“There are many great opportunities out there to learn, and we just need to make sure we avail ourselves and encourage others to use those as much as possible,” Bruce says. “Without education we all will just keep making the same mistakes.”
One of the challenges Bruce sees in the industry is continuing to move forward and make improvements. The industry cannot lose ground or become complacent. “We have to keep expecting higher and higher levels of confidence in ourselves, our products and techniques, as well as our organizations that we’re associated with,” he says. “What was satisfactory five or 10 years ago in many cases is not satisfactory today.”

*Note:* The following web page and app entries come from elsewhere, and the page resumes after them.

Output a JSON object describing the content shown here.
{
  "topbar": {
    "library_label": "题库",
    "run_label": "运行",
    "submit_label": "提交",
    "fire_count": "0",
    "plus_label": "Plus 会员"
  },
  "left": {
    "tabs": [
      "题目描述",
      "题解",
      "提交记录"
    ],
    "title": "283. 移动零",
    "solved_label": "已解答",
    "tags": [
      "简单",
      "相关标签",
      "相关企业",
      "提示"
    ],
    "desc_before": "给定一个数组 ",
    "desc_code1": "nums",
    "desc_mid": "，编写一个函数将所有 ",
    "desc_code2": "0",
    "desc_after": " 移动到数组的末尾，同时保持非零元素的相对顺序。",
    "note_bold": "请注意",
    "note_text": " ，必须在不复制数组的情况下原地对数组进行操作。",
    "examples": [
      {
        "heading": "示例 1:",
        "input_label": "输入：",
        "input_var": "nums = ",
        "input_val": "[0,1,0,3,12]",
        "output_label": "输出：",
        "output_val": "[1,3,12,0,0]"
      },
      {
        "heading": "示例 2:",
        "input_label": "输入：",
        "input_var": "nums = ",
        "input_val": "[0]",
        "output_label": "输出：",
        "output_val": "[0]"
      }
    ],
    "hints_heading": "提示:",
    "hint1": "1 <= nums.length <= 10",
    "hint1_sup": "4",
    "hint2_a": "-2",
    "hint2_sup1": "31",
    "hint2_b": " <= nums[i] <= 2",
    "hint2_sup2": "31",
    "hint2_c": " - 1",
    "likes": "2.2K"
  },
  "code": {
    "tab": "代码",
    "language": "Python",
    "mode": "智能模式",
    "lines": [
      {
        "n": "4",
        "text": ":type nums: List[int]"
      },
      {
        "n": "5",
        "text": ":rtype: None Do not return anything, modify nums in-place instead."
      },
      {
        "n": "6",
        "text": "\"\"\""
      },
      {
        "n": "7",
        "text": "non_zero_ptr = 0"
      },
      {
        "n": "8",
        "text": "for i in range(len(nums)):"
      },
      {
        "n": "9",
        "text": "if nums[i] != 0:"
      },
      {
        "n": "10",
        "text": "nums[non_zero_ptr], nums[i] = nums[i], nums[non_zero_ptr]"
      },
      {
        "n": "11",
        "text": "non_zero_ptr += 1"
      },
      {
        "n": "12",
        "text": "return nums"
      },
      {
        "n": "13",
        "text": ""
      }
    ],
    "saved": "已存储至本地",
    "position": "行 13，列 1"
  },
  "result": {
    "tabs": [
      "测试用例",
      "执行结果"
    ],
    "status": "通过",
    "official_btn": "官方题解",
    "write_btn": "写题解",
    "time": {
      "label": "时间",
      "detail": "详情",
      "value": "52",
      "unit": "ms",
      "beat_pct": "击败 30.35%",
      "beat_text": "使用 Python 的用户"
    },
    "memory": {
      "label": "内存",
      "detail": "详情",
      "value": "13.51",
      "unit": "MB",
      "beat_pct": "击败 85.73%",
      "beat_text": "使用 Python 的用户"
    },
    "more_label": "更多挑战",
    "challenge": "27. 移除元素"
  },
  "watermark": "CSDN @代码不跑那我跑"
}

Improvements within the trenchless industry will bring more success, Bruce says, by lowering costs, improving safety and improving society for current and future generations.
Bruce stresses that education of younger people in the trenchless industry is a necessary component of improving technologies and moving forward in the business.
Through his commitment to education and as chairman of NASTT, Bruce has been instrumental in furthering the forward momentum of the industry, says Wallbom, attributing Bruce as one of the people who has helped make NASTT and the industry what it is today.
“Mark was just the right person at the right time to step into a major leadership role,” he says. “His steady, unassuming and visionary nature was just what we needed.”
Wallbom likens Bruce’s leadership to a second-stage rocket, helping lift NASTT out of what Wallbom calls its “epiphany” in 2001-2002 with selfless leadership and commitment to education.
Bruce says none of his success would be possible without the example of and help from those who went before him. “I have had and continue to have the opportunity to work with some of the most wonderful people imaginable in and out of the trenchless industry.
“There is such a wealth of great people in this industry, I cannot say enough for it,” he says. “The willingness to share and educate each other in this industry is very unusual across such a broad spectrum of interest groups. The people have been so wonderful and giving to me. I am truly thankful to them.”
In turn, Bruce plans to use his experiences and knowledge to continue serving the trenchless industry by being willing to contribute to the industry.
Bradley Kramer is assistant editor of Trenchless Technology.